↓

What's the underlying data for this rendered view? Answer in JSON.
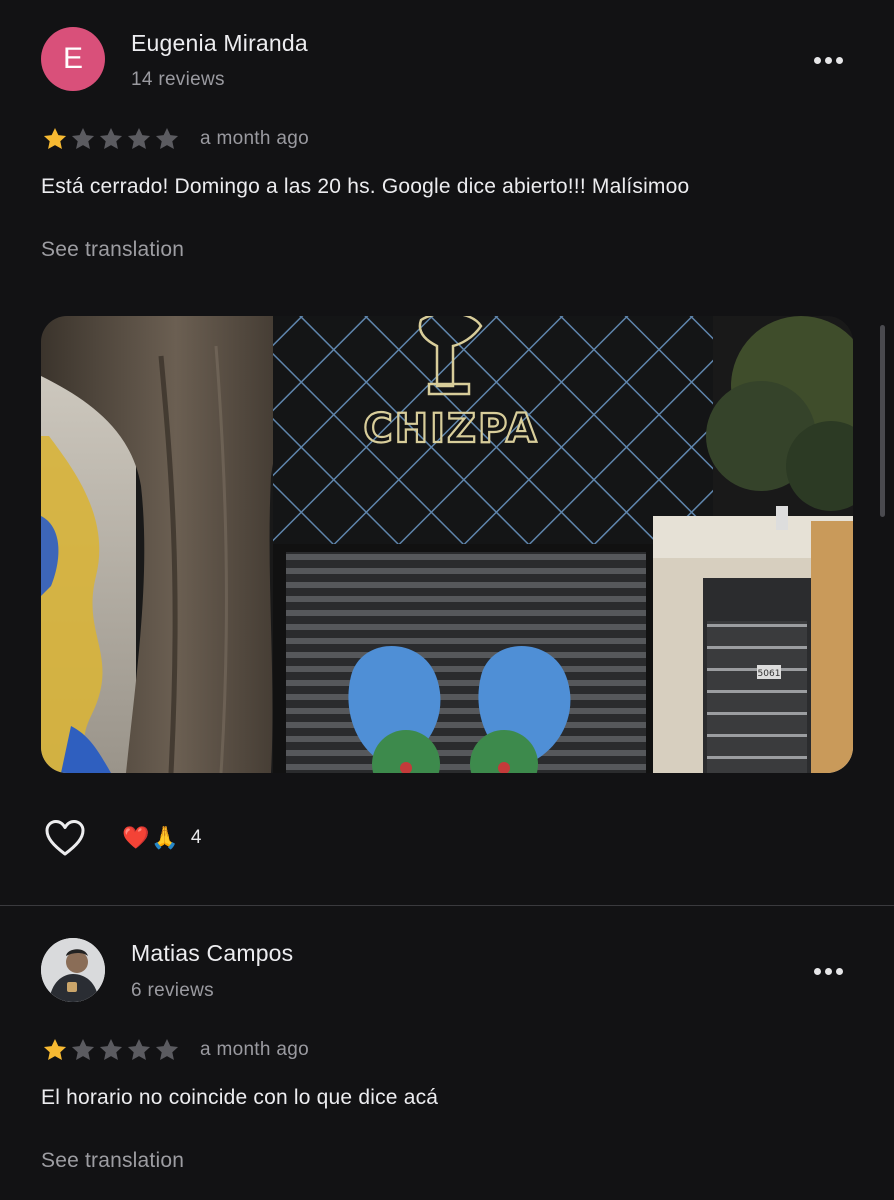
{
  "reviews": [
    {
      "avatar_letter": "E",
      "name": "Eugenia Miranda",
      "review_count": "14 reviews",
      "rating": 1,
      "date": "a month ago",
      "text": "Está cerrado! Domingo a las 20 hs. Google dice abierto!!! Malísimoo",
      "translation_link": "See translation",
      "photo": {
        "sign_text": "CHIZPA",
        "number_plate": "5061"
      },
      "reactions": {
        "emoji": [
          "❤️",
          "🙏"
        ],
        "count": "4"
      }
    },
    {
      "name": "Matias Campos",
      "review_count": "6 reviews",
      "rating": 1,
      "date": "a month ago",
      "text": "El horario no coincide con lo que dice acá",
      "translation_link": "See translation"
    }
  ],
  "colors": {
    "background": "#121214",
    "star_filled": "#f6b932",
    "star_empty": "#5b5b60",
    "avatar_e": "#d9507a"
  },
  "icons": {
    "more": "more-options-icon",
    "like": "heart-outline-icon",
    "star": "star-icon"
  }
}
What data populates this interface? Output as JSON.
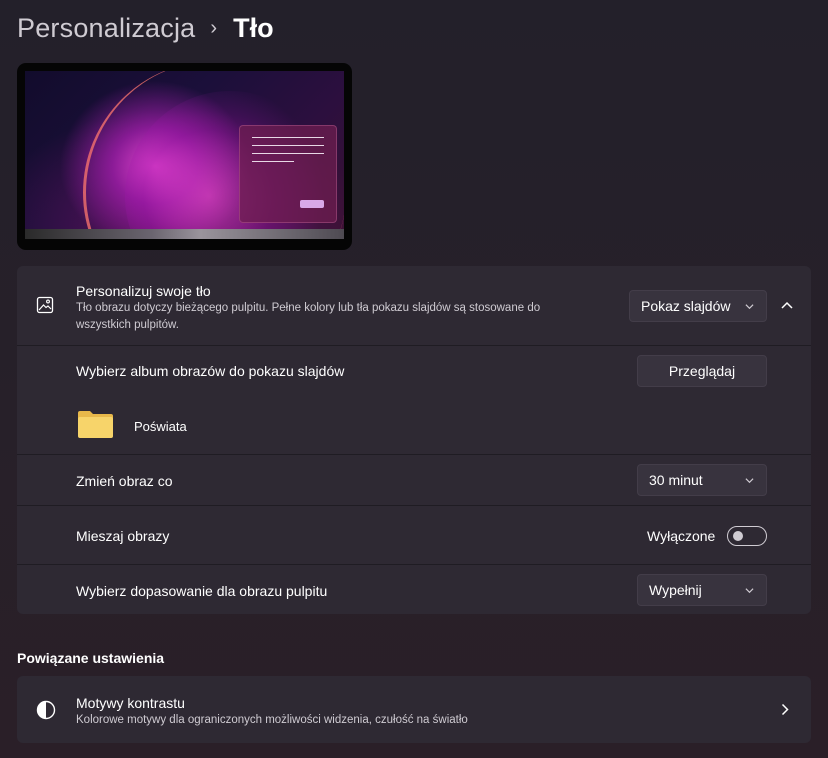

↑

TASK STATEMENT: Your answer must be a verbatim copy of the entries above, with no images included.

RESPONSE:
What's the underlying data for this rendered view? Answer in JSON.
{
  "reviews": [
    {
      "avatar_letter": "E",
      "name": "Eugenia Miranda",
      "review_count": "14 reviews",
      "rating": 1,
      "date": "a month ago",
      "text": "Está cerrado! Domingo a las 20 hs. Google dice abierto!!! Malísimoo",
      "translation_link": "See translation",
      "photo": {
        "sign_text": "CHIZPA",
        "number_plate": "5061"
      },
      "reactions": {
        "emoji": [
          "❤️",
          "🙏"
        ],
        "count": "4"
      }
    },
    {
      "name": "Matias Campos",
      "review_count": "6 reviews",
      "rating": 1,
      "date": "a month ago",
      "text": "El horario no coincide con lo que dice acá",
      "translation_link": "See translation"
    }
  ],
  "colors": {
    "background": "#121214",
    "star_filled": "#f6b932",
    "star_empty": "#5b5b60",
    "avatar_e": "#d9507a"
  },
  "icons": {
    "more": "more-options-icon",
    "like": "heart-outline-icon",
    "star": "star-icon"
  }
}
What data populates this interface? Output as JSON.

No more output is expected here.